Sunday, March 03, 2019
Always Never Yours, by Emily Wibberley and Austin Siegemund-Broka
Otherwise, Megan is content to be a behind-the-scenes gal. She's made a name for herself directing for the school's drama group, but if she's going to attend drama school after she graduates this year, she has to do some acting as well. So, grudgingly, she tries out for the school's production of Romeo and Juliet. To her surprise and mortification, she is cast in the lead role.
That brings up some headaches as one of her ex-'s has been cast opposite her. Soon enough it's hard to differentiate between the drama on the stage and what is going on backstage. One thing is certain: Megan's romantic life is a mess and not for lack of trying. Megan is fearless and not afraid to go after what she wants. Now, if only she could figure out what that was! And while the story is set against the tale of star-crossed teen lovers, the plot reminds one much more of Much Ado About Nothing.
I'm not entirely convinced that the world needs another YA romance that takes place during a production of Romeo and Juliet. I get that young readers are more likely to have read it than any other of the Bard's works, but it's such an overused device at this point. That said, this is a charming tale mostly because of its very unfussy look at romance and sex (yes, there's a fair bit of that in this book). In the past, a character like Megan's would have been slutshamed (or at least her sexual history would have been the story), but here that potential plot line is quickly tossed aside. Megan herself is having none of that. She's loved well and no one is going to make her feel bad about it! Being sex-positive in adolescence might be wishful thinking, but the only way to create that view of the world is to start writing it and the literary duo behind this novel mean to try.

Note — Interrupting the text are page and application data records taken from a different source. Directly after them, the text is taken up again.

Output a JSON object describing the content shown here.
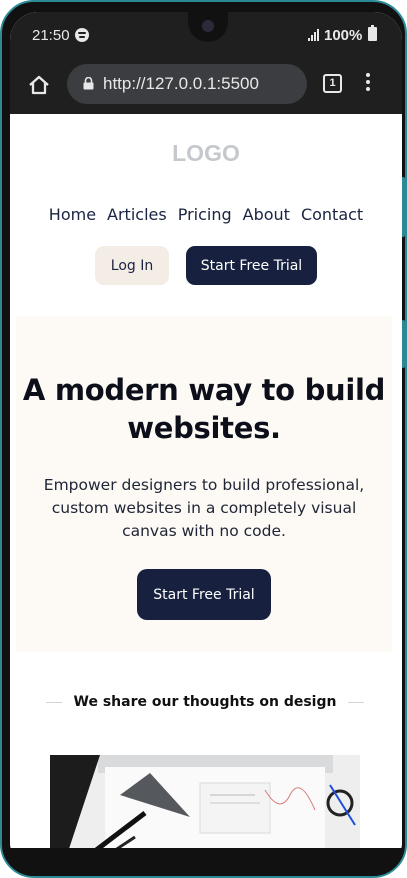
{
  "statusbar": {
    "time": "21:50",
    "battery": "100%"
  },
  "browser": {
    "url": "http://127.0.0.1:5500",
    "tab_count": "1"
  },
  "site": {
    "logo": "LOGO",
    "nav": [
      "Home",
      "Articles",
      "Pricing",
      "About",
      "Contact"
    ],
    "login_label": "Log In",
    "trial_label": "Start Free Trial"
  },
  "hero": {
    "title": "A modern way to build websites.",
    "subtitle": "Empower designers to build professional, custom websites in a completely visual canvas with no code.",
    "cta_label": "Start Free Trial"
  },
  "section": {
    "heading": "We share our thoughts on design"
  },
  "colors": {
    "frame_accent": "#2b8a95",
    "navy": "#17213f",
    "hero_bg": "#fdfaf5",
    "login_bg": "#f4ede6"
  }
}
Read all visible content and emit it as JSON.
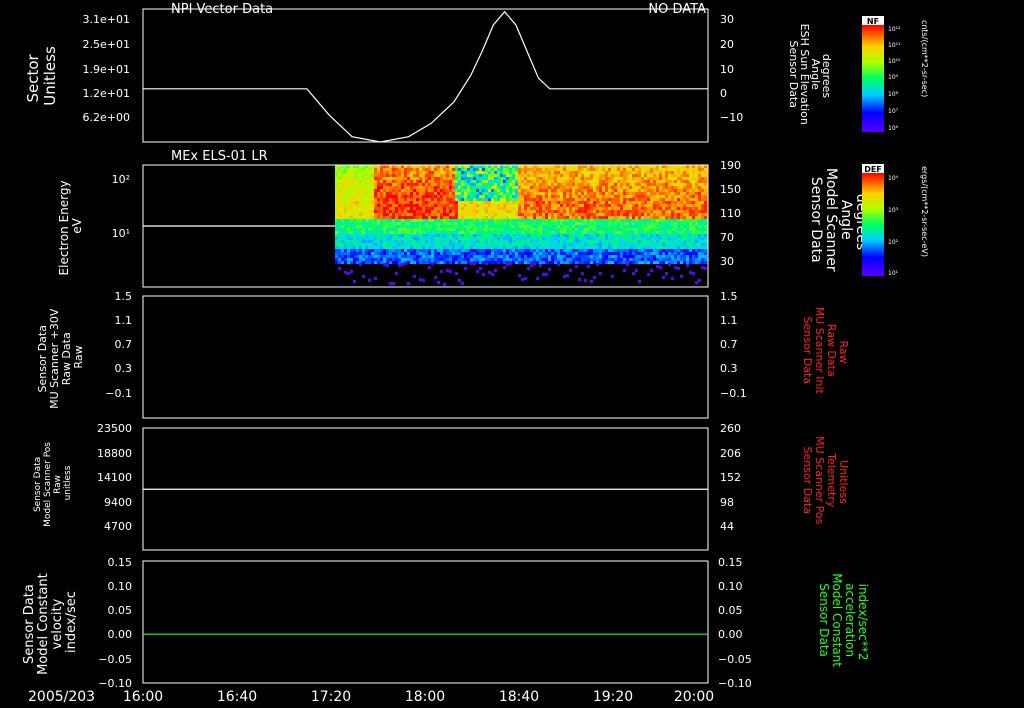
{
  "colors": {
    "background": "#000000",
    "axis": "#ffffff",
    "red_label": "#ff2020",
    "green_label": "#20ff20"
  },
  "time_axis": {
    "date_label": "2005/203",
    "ticks": [
      "16:00",
      "16:40",
      "17:20",
      "18:00",
      "18:40",
      "19:20",
      "20:00"
    ]
  },
  "chart_data": [
    {
      "type": "line",
      "panel_title": "NPI Vector Data",
      "status": "NO DATA",
      "ylabel_left": [
        "Sector",
        "Unitless"
      ],
      "yticks_left": [
        "3.1e+01",
        "2.5e+01",
        "1.9e+01",
        "1.2e+01",
        "6.2e+00"
      ],
      "ylabel_right": [
        "Sensor Data",
        "ESH Sun Elevation",
        "Angle",
        "degrees"
      ],
      "yticks_right": [
        "30",
        "20",
        "10",
        "0",
        "−10"
      ],
      "ylim_right": [
        -20,
        30
      ],
      "series": [
        {
          "x": [
            0,
            0.29,
            0.33,
            0.37,
            0.42,
            0.47,
            0.51,
            0.55,
            0.58,
            0.6,
            0.62,
            0.64,
            0.66,
            0.68,
            0.7,
            0.72,
            1.0
          ],
          "values": [
            0,
            0,
            -10,
            -18,
            -20,
            -18,
            -13,
            -5,
            5,
            14,
            24,
            29,
            24,
            14,
            4,
            0,
            0
          ]
        }
      ]
    },
    {
      "type": "heatmap",
      "panel_title": "MEx ELS-01 LR",
      "ylabel_left": [
        "Electron Energy",
        "eV"
      ],
      "yticks_left": [
        "10²",
        "10¹"
      ],
      "ylabel_right": [
        "Sensor Data",
        "Model Scanner",
        "Angle",
        "degrees"
      ],
      "yticks_right": [
        "190",
        "150",
        "110",
        "70",
        "30"
      ],
      "ylim_right": [
        -10,
        190
      ],
      "data_start_fraction": 0.34,
      "scanner_angle_series": {
        "x": [
          0,
          0.34
        ],
        "values": [
          90,
          90
        ]
      }
    },
    {
      "type": "line",
      "ylabel_left": [
        "Sensor Data",
        "MU Scanner +30V",
        "Raw Data",
        "Raw"
      ],
      "yticks_left": [
        "1.5",
        "1.1",
        "0.7",
        "0.3",
        "−0.1"
      ],
      "ylabel_right": [
        "Sensor Data",
        "MU Scanner Init",
        "Raw Data",
        "Raw"
      ],
      "yticks_right": [
        "1.5",
        "1.1",
        "0.7",
        "0.3",
        "−0.1"
      ],
      "ylim": [
        -0.3,
        1.5
      ],
      "series": []
    },
    {
      "type": "line",
      "ylabel_left": [
        "Sensor Data",
        "Model Scanner Pos",
        "Raw",
        "unitless"
      ],
      "yticks_left": [
        "23500",
        "18800",
        "14100",
        "9400",
        "4700"
      ],
      "ylabel_right": [
        "Sensor Data",
        "MU Scanner Pos",
        "Telemetry",
        "Unitless"
      ],
      "yticks_right": [
        "260",
        "206",
        "152",
        "98",
        "44"
      ],
      "ylim_left": [
        0,
        23500
      ],
      "series": [
        {
          "x": [
            0,
            1
          ],
          "values": [
            11700,
            11700
          ]
        }
      ]
    },
    {
      "type": "line",
      "ylabel_left": [
        "Sensor Data",
        "Model Constant",
        "velocity",
        "index/sec"
      ],
      "yticks_left": [
        "0.15",
        "0.10",
        "0.05",
        "0.00",
        "−0.05",
        "−0.10"
      ],
      "ylabel_right": [
        "Sensor Data",
        "Model Constant",
        "acceleration",
        "index/sec**2"
      ],
      "yticks_right": [
        "0.15",
        "0.10",
        "0.05",
        "0.00",
        "−0.05",
        "−0.10"
      ],
      "ylim": [
        -0.1,
        0.15
      ],
      "series": [
        {
          "x": [
            0,
            1
          ],
          "values": [
            0,
            0
          ]
        }
      ]
    }
  ],
  "colorbars": [
    {
      "label": "NF",
      "unit": "cnts/(cm**2-sr-sec)",
      "ticks": [
        "10¹²",
        "10¹¹",
        "10¹⁰",
        "10⁹",
        "10⁸",
        "10⁷",
        "10⁶"
      ]
    },
    {
      "label": "DEF",
      "unit": "ergs/(cm**2-sr-sec-eV)",
      "ticks": [
        "10⁴",
        "10³",
        "10²",
        "10¹"
      ]
    }
  ]
}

With sex unimportant in this story, more tried-and-true themes of friendship and loyalty stand out front and center. As for plot, Megan's growth from wallflower to assertive, proud, and brave young woman provides a very satisfying dramatic arc. The result is a step up from simple light romance reading, but with nothing too heavy to weigh you down. This is pop with substance.